With that in mind, match pictures to the visions you have in your head to make sure you’re not asking for the wrong things when you start planning — which could lead to both a mismatched overall design and products that just don’t function well together. You may love the way that new appliance looks, but if it doesn’t complement the other pieces in the room — or if there are any redundancies in their performance — you’ll regret your purchase later. Rexach recommends Pinterest as a way to collect, sort, and define your own personal style. By creating a visual “mood board” for your home design project, your varied tastes will coalesce into something unified, and everything in your new space will look good and work great together.
“Follow a design process,” Rexach adamantly recommends, “and cultivate divergent thoughts.” What’s that? Rexach says divergent thinking “helps you step back from your first thought assumptions and makes you really question the possibilities” of your space and the products you want to use. It also means looking at the space you’ll be designing as a blank canvas, and pushing yourself to imagine as many different conceivable layouts, styles, and decorative flourishes as possible, not just the ones that are easy or common.
What do you want to experience with the space, and how can layout, design styles, color selection, and more impact that experience? What are the important functional needs of the space, and will those needs change as you age?
“Giving these ideas time to settle in your head allows time for you to make the right connections and get your design plan well formulated,” Rexach says. This way, you’ll move into your next stages of design knowing you’ve thought through all the options. This will save you lots of “what if?” angst, and if you’re prone to backtracking on your ideas, it could also save you time and money.
When starting a new home design project it’s easy to get swept up by the look of products — from in vogue lighting fixtures to new types of house paint. But Rexach recommends being more discerning with your purchases and doing some research into the quality of what you’re buying. “I curate a little too much, so my home is full of brands that I value, quality levels that I value, beautiful color, material, and finishes.”

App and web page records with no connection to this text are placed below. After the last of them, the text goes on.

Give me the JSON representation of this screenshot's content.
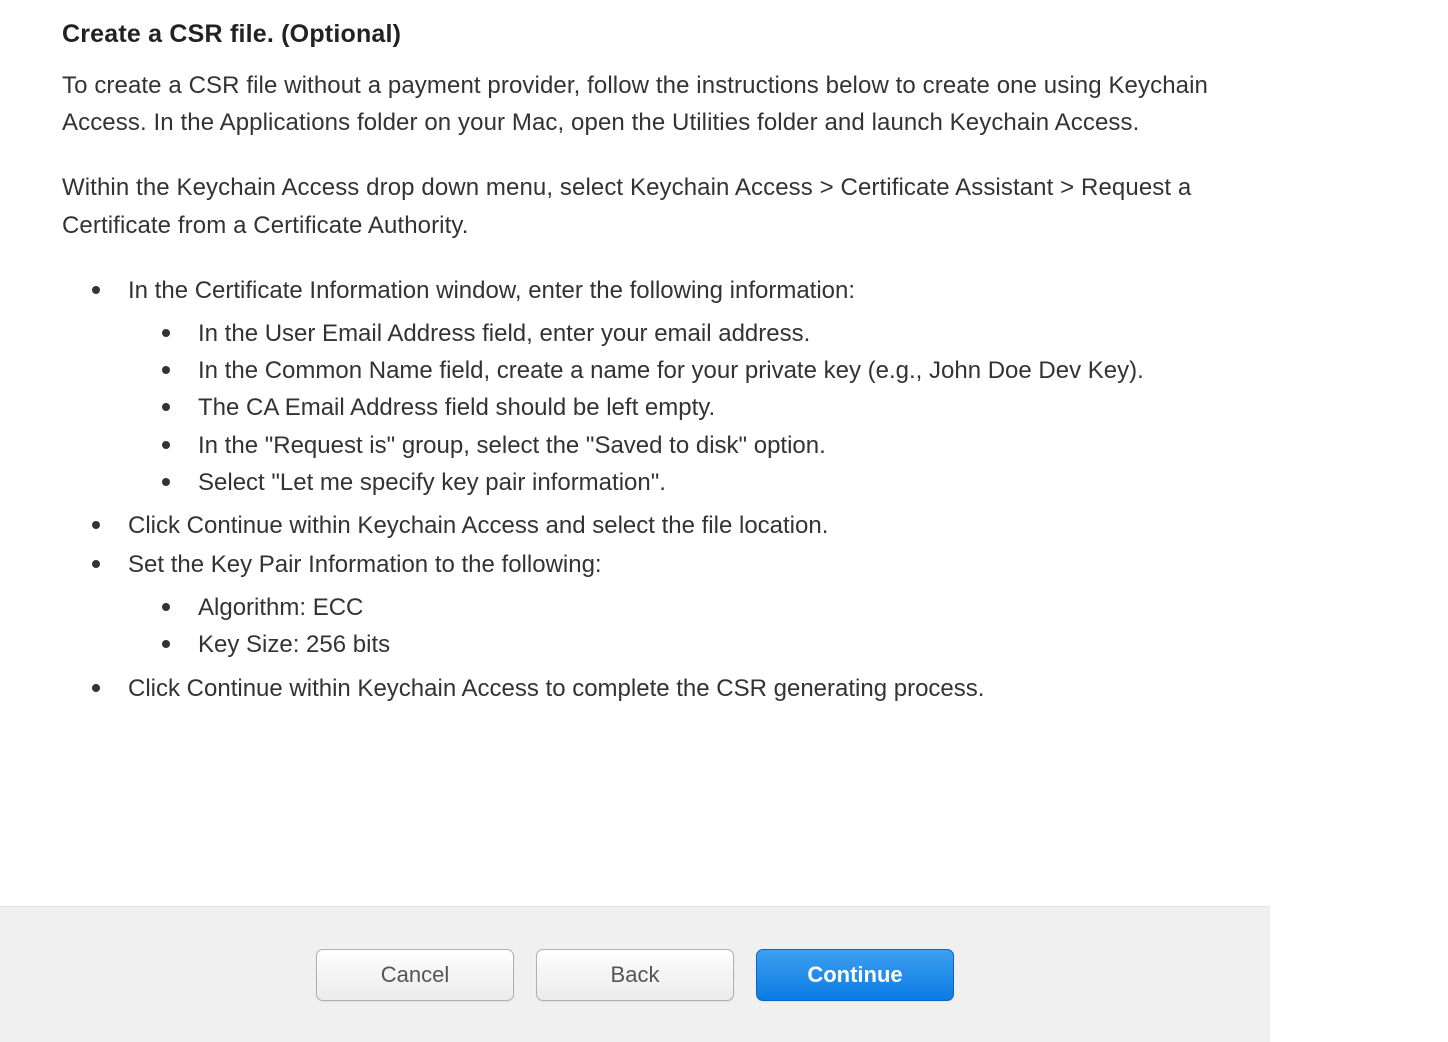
{
  "heading": "Create a CSR file. (Optional)",
  "paragraphs": [
    "To create a CSR file without a payment provider, follow the instructions below to create one using Keychain Access. In the Applications folder on your Mac, open the Utilities folder and launch Keychain Access.",
    "Within the Keychain Access drop down menu, select Keychain Access > Certificate Assistant > Request a Certificate from a Certificate Authority."
  ],
  "list": [
    {
      "text": "In the Certificate Information window, enter the following information:",
      "children": [
        "In the User Email Address field, enter your email address.",
        "In the Common Name field, create a name for your private key (e.g., John Doe Dev Key).",
        "The CA Email Address field should be left empty.",
        "In the \"Request is\" group, select the \"Saved to disk\" option.",
        "Select \"Let me specify key pair information\"."
      ]
    },
    {
      "text": "Click Continue within Keychain Access and select the file location."
    },
    {
      "text": "Set the Key Pair Information to the following:",
      "children": [
        "Algorithm: ECC",
        "Key Size: 256 bits"
      ]
    },
    {
      "text": "Click Continue within Keychain Access to complete the CSR generating process."
    }
  ],
  "buttons": {
    "cancel": "Cancel",
    "back": "Back",
    "continue": "Continue"
  }
}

Rexach recommends home designers do the same, developing a keen eye for shortcuts and shoddy work instead of falling in love with the visuals in any given product. “As a designer I can look at products and instantly see if the manufacturer compromised. I can see where they skimped and cost-reduced.”
While Rexach was showing off the new line of Kohler Konnect products at CES, like the KOHLER Verdera Voice Lighted Mirror and the KOHLER Sensate Touchless Faucet, people kept coming up to him and saying they’d never thought of extending their smart home into the bathroom. For many, it’s a place where function and decor each have their own lanes they need to stay in, and no one ever thinks of connectivity.

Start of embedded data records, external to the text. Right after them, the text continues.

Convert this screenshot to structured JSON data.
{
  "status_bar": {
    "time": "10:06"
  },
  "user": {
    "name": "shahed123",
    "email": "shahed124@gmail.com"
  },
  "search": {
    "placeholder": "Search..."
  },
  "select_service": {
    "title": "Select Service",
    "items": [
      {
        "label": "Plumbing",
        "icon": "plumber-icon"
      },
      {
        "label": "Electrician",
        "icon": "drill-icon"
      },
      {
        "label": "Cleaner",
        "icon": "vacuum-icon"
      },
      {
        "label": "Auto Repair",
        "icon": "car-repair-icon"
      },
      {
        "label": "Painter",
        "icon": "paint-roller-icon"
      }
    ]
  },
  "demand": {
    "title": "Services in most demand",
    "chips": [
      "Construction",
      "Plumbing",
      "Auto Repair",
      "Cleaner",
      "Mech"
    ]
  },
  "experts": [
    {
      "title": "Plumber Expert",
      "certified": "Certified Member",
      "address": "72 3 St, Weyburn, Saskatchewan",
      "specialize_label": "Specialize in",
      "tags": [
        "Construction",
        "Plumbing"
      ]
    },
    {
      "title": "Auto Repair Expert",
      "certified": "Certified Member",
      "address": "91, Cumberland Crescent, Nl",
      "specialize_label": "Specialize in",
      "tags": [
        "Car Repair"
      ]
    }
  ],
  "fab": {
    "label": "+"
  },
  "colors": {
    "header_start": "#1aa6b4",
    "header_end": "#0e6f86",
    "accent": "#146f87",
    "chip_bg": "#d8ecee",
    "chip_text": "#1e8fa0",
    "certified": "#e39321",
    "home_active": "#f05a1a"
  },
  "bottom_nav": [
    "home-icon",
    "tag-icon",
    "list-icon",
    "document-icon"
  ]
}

But this is another area where design and function are merging, and Rexach thinks we’ll soon see smart homes where every room is connected except the bathroom. To avoid leaving your bathroom in the lurch, seek out useful, connected bathroom products that look visually striking and still add a seamless overarching design throughout your house.
As exciting as it is to design a new space, Rexach advises against moving too quickly. “Planning helps with timing, planning helps with cost, don’t rush into it,” he explains. Be like Rexach, who admits he’s “a very methodical plan-oriented person, and I get a little antsy when I don’t know the exact details of things.” Think about how everything — furniture, paint, appliances, products — will look and work together in a room before purchasing them piecemeal.

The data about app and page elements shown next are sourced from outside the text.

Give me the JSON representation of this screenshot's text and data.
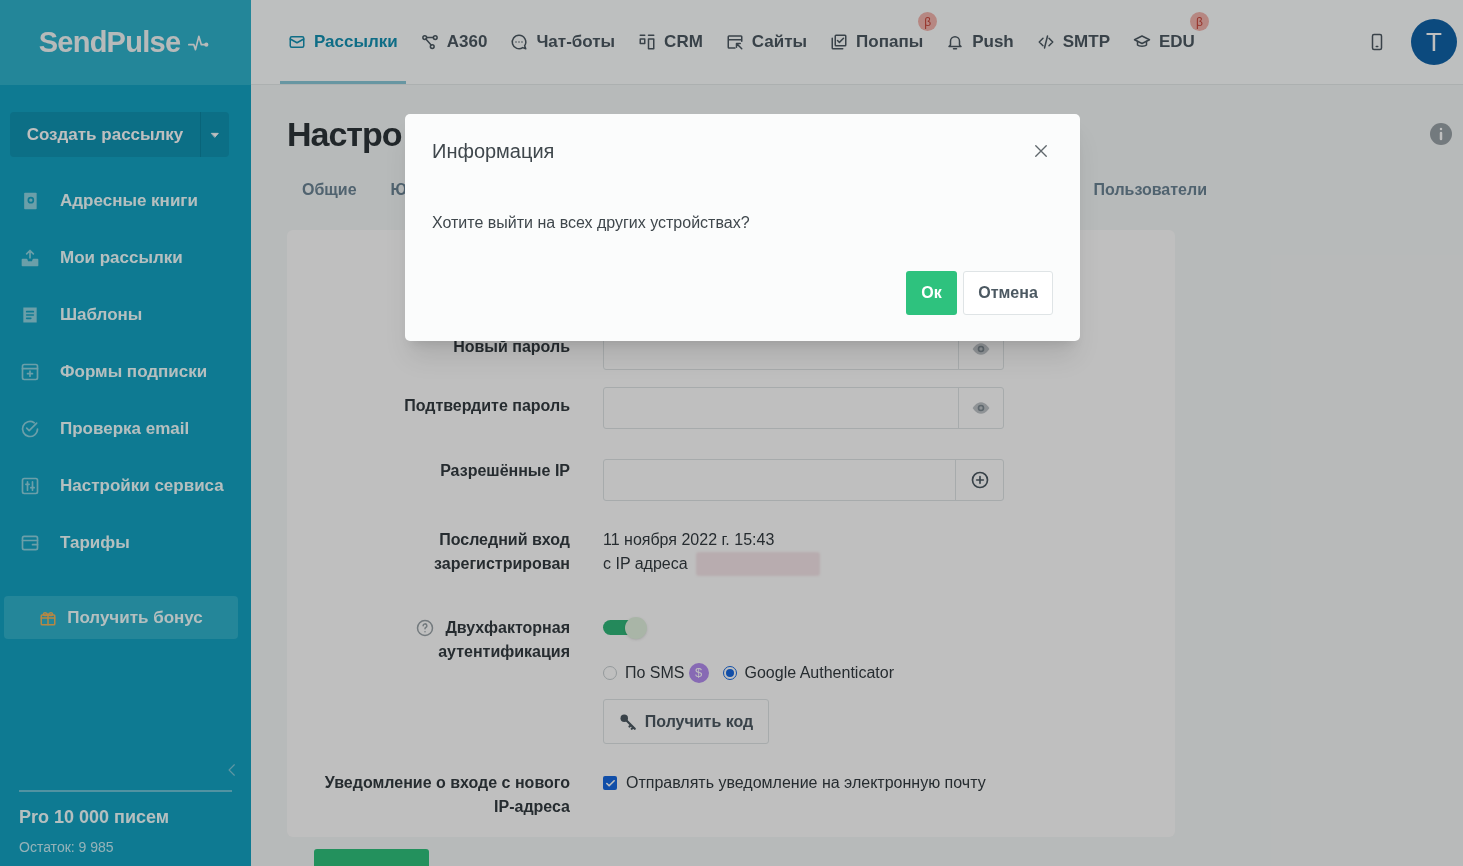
{
  "logo": "SendPulse",
  "top_nav": [
    {
      "label": "Рассылки",
      "selected": true
    },
    {
      "label": "A360",
      "selected": false
    },
    {
      "label": "Чат-боты",
      "selected": false
    },
    {
      "label": "CRM",
      "selected": false
    },
    {
      "label": "Сайты",
      "selected": false
    },
    {
      "label": "Попапы",
      "selected": false,
      "badge": "β"
    },
    {
      "label": "Push",
      "selected": false
    },
    {
      "label": "SMTP",
      "selected": false
    },
    {
      "label": "EDU",
      "selected": false,
      "badge": "β"
    }
  ],
  "avatar": "T",
  "sidebar": {
    "create_button": "Создать рассылку",
    "items": [
      {
        "label": "Адресные книги"
      },
      {
        "label": "Мои рассылки"
      },
      {
        "label": "Шаблоны"
      },
      {
        "label": "Формы подписки"
      },
      {
        "label": "Проверка email"
      },
      {
        "label": "Настройки сервиса"
      },
      {
        "label": "Тарифы"
      }
    ],
    "bonus_button": "Получить бонус",
    "plan": "Pro 10 000 писем",
    "remaining": "Остаток: 9 985"
  },
  "page": {
    "title": "Настро",
    "tabs": [
      {
        "label": "Общие"
      },
      {
        "label": "Ю"
      },
      {
        "label": "Пользователи"
      }
    ],
    "form": {
      "rows": [
        {
          "kind": "password",
          "label": "Новый пароль"
        },
        {
          "kind": "password",
          "label": "Подтвердите пароль"
        },
        {
          "kind": "ip",
          "label": "Разрешённые IP"
        },
        {
          "kind": "info",
          "label": "Последний вход\nзарегистрирован",
          "lines": [
            "11 ноября 2022 г. 15:43",
            "с IP адреса"
          ]
        },
        {
          "kind": "twofactor",
          "label": "Двухфакторная\nаутентификация",
          "on": true,
          "options": [
            {
              "label": "По SMS",
              "selected": false,
              "badge": "$"
            },
            {
              "label": "Google Authenticator",
              "selected": true
            }
          ],
          "button": "Получить код"
        },
        {
          "kind": "checkbox",
          "label": "Уведомление о входе с нового\nIP-адреса",
          "checkbox_label": "Отправлять уведомление на электронную почту",
          "checked": true
        }
      ]
    }
  },
  "modal": {
    "title": "Информация",
    "message": "Хотите выйти на всех других устройствах?",
    "buttons": [
      {
        "label": "Ок",
        "kind": "primary"
      },
      {
        "label": "Отмена",
        "kind": "secondary"
      }
    ]
  }
}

Likewise, if you’re considering smart home technology, make sure you invest in platform-agnostic technology like Kohler Konnect which works in conjunction with Alexa, Google, HomeKit, and other types of smart home systems.
Giaco Furino is a Senior Writer for Studio@Gizmodo.